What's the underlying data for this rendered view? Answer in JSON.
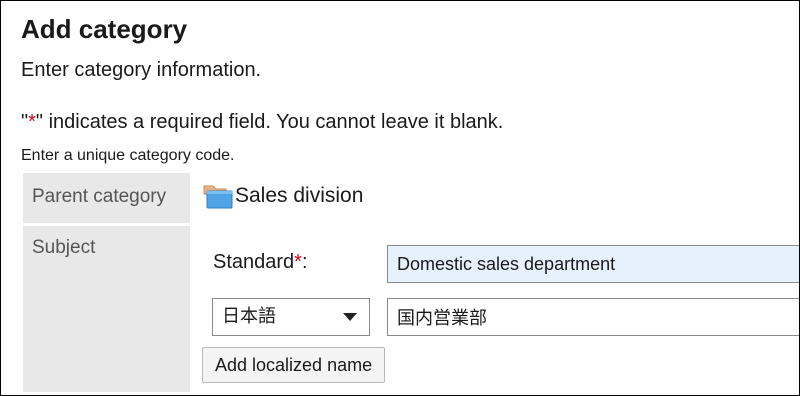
{
  "page": {
    "title": "Add category",
    "description": "Enter category information."
  },
  "notes": {
    "required_prefix": "\"",
    "required_star": "*",
    "required_suffix": "\" indicates a required field. You cannot leave it blank.",
    "unique_code": "Enter a unique category code."
  },
  "form": {
    "parent_category_label": "Parent category",
    "parent_category_value": "Sales division",
    "folder_icon": "folder-icon",
    "subject_label": "Subject",
    "standard_label": "Standard",
    "standard_star": "*",
    "standard_colon": ":",
    "standard_value": "Domestic sales department",
    "language_selected": "日本語",
    "localized_value": "国内営業部",
    "add_localized_label": "Add localized name"
  },
  "colors": {
    "required_star": "#d0021b",
    "label_bg": "#e8e8e8",
    "focused_input_bg": "#e7f0fd"
  }
}
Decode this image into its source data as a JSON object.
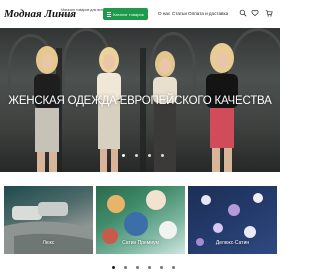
{
  "header": {
    "logo": "Модная Линия",
    "tagline": "Магазин товаров для всей семьи",
    "catalog_button": "Каталог товаров",
    "nav": {
      "about": "О нас",
      "articles": "Статьи",
      "payment": "Оплата и доставка"
    },
    "icons": [
      "search-icon",
      "heart-icon",
      "cart-icon"
    ]
  },
  "hero": {
    "title": "ЖЕНСКАЯ ОДЕЖДА ЕВРОПЕЙСКОГО КАЧЕСТВА",
    "slides": 4,
    "active_slide": 1
  },
  "categories": [
    {
      "label": "Люкс"
    },
    {
      "label": "Сатин Премиум"
    },
    {
      "label": "Делюкс-Сатин"
    }
  ],
  "carousel": {
    "pages": 6,
    "active_page": 1
  },
  "colors": {
    "accent": "#1d9a4a"
  }
}
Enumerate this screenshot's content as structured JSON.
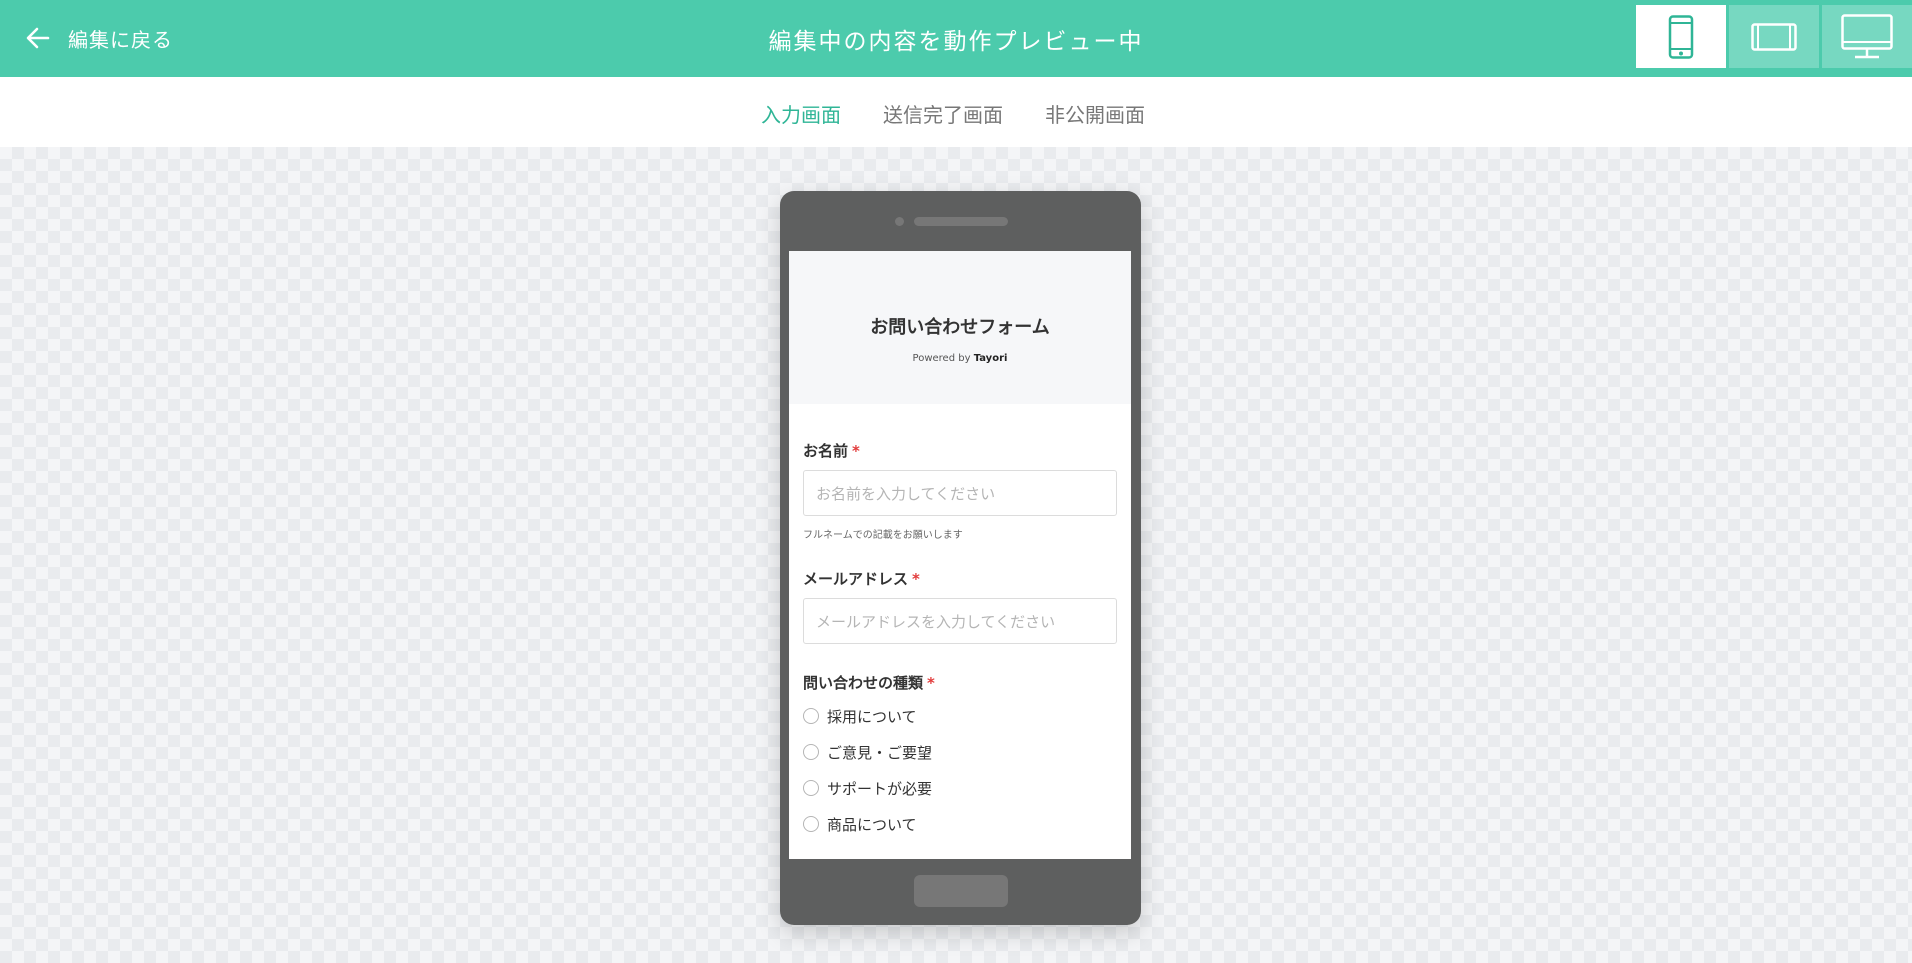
{
  "header": {
    "back_label": "編集に戻る",
    "title": "編集中の内容を動作プレビュー中",
    "devices": [
      {
        "name": "smartphone",
        "icon": "smartphone-icon",
        "active": true
      },
      {
        "name": "tablet",
        "icon": "tablet-icon",
        "active": false
      },
      {
        "name": "desktop",
        "icon": "desktop-icon",
        "active": false
      }
    ]
  },
  "tabs": [
    {
      "label": "入力画面",
      "active": true
    },
    {
      "label": "送信完了画面",
      "active": false
    },
    {
      "label": "非公開画面",
      "active": false
    }
  ],
  "form": {
    "title": "お問い合わせフォーム",
    "powered_prefix": "Powered by",
    "powered_brand": "Tayori",
    "fields": {
      "name": {
        "label": "お名前",
        "required_mark": "*",
        "placeholder": "お名前を入力してください",
        "hint": "フルネームでの記載をお願いします"
      },
      "email": {
        "label": "メールアドレス",
        "required_mark": "*",
        "placeholder": "メールアドレスを入力してください"
      },
      "inquiry_type": {
        "label": "問い合わせの種類",
        "required_mark": "*",
        "options": [
          "採用について",
          "ご意見・ご要望",
          "サポートが必要",
          "商品について"
        ]
      }
    }
  },
  "colors": {
    "brand": "#4ccbac",
    "tab_active": "#2fb596",
    "required": "#e23b3b",
    "phone_body": "#5e5f5f"
  }
}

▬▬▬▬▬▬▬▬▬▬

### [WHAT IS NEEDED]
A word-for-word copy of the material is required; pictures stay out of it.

### [TASK SOLUTION]
What's the underlying data for this rendered view? Answer in JSON.
{
  "page": {
    "title": "Add category",
    "description": "Enter category information."
  },
  "notes": {
    "required_prefix": "\"",
    "required_star": "*",
    "required_suffix": "\" indicates a required field. You cannot leave it blank.",
    "unique_code": "Enter a unique category code."
  },
  "form": {
    "parent_category_label": "Parent category",
    "parent_category_value": "Sales division",
    "folder_icon": "folder-icon",
    "subject_label": "Subject",
    "standard_label": "Standard",
    "standard_star": "*",
    "standard_colon": ":",
    "standard_value": "Domestic sales department",
    "language_selected": "日本語",
    "localized_value": "国内営業部",
    "add_localized_label": "Add localized name"
  },
  "colors": {
    "required_star": "#d0021b",
    "label_bg": "#e8e8e8",
    "focused_input_bg": "#e7f0fd"
  }
}
Decode this image into its source data as a JSON object.
{
  "header": {
    "logo": "Модная Линия",
    "tagline": "Магазин товаров для всей семьи",
    "catalog_button": "Каталог товаров",
    "nav": {
      "about": "О нас",
      "articles": "Статьи",
      "payment": "Оплата и доставка"
    },
    "icons": [
      "search-icon",
      "heart-icon",
      "cart-icon"
    ]
  },
  "hero": {
    "title": "ЖЕНСКАЯ ОДЕЖДА ЕВРОПЕЙСКОГО КАЧЕСТВА",
    "slides": 4,
    "active_slide": 1
  },
  "categories": [
    {
      "label": "Люкс"
    },
    {
      "label": "Сатин Премиум"
    },
    {
      "label": "Делюкс-Сатин"
    }
  ],
  "carousel": {
    "pages": 6,
    "active_page": 1
  },
  "colors": {
    "accent": "#1d9a4a"
  }
}
Enumerate this screenshot's content as structured JSON.
{
  "header": {
    "back_label": "編集に戻る",
    "title": "編集中の内容を動作プレビュー中",
    "devices": [
      {
        "name": "smartphone",
        "icon": "smartphone-icon",
        "active": true
      },
      {
        "name": "tablet",
        "icon": "tablet-icon",
        "active": false
      },
      {
        "name": "desktop",
        "icon": "desktop-icon",
        "active": false
      }
    ]
  },
  "tabs": [
    {
      "label": "入力画面",
      "active": true
    },
    {
      "label": "送信完了画面",
      "active": false
    },
    {
      "label": "非公開画面",
      "active": false
    }
  ],
  "form": {
    "title": "お問い合わせフォーム",
    "powered_prefix": "Powered by",
    "powered_brand": "Tayori",
    "fields": {
      "name": {
        "label": "お名前",
        "required_mark": "*",
        "placeholder": "お名前を入力してください",
        "hint": "フルネームでの記載をお願いします"
      },
      "email": {
        "label": "メールアドレス",
        "required_mark": "*",
        "placeholder": "メールアドレスを入力してください"
      },
      "inquiry_type": {
        "label": "問い合わせの種類",
        "required_mark": "*",
        "options": [
          "採用について",
          "ご意見・ご要望",
          "サポートが必要",
          "商品について"
        ]
      }
    }
  },
  "colors": {
    "brand": "#4ccbac",
    "tab_active": "#2fb596",
    "required": "#e23b3b",
    "phone_body": "#5e5f5f"
  }
}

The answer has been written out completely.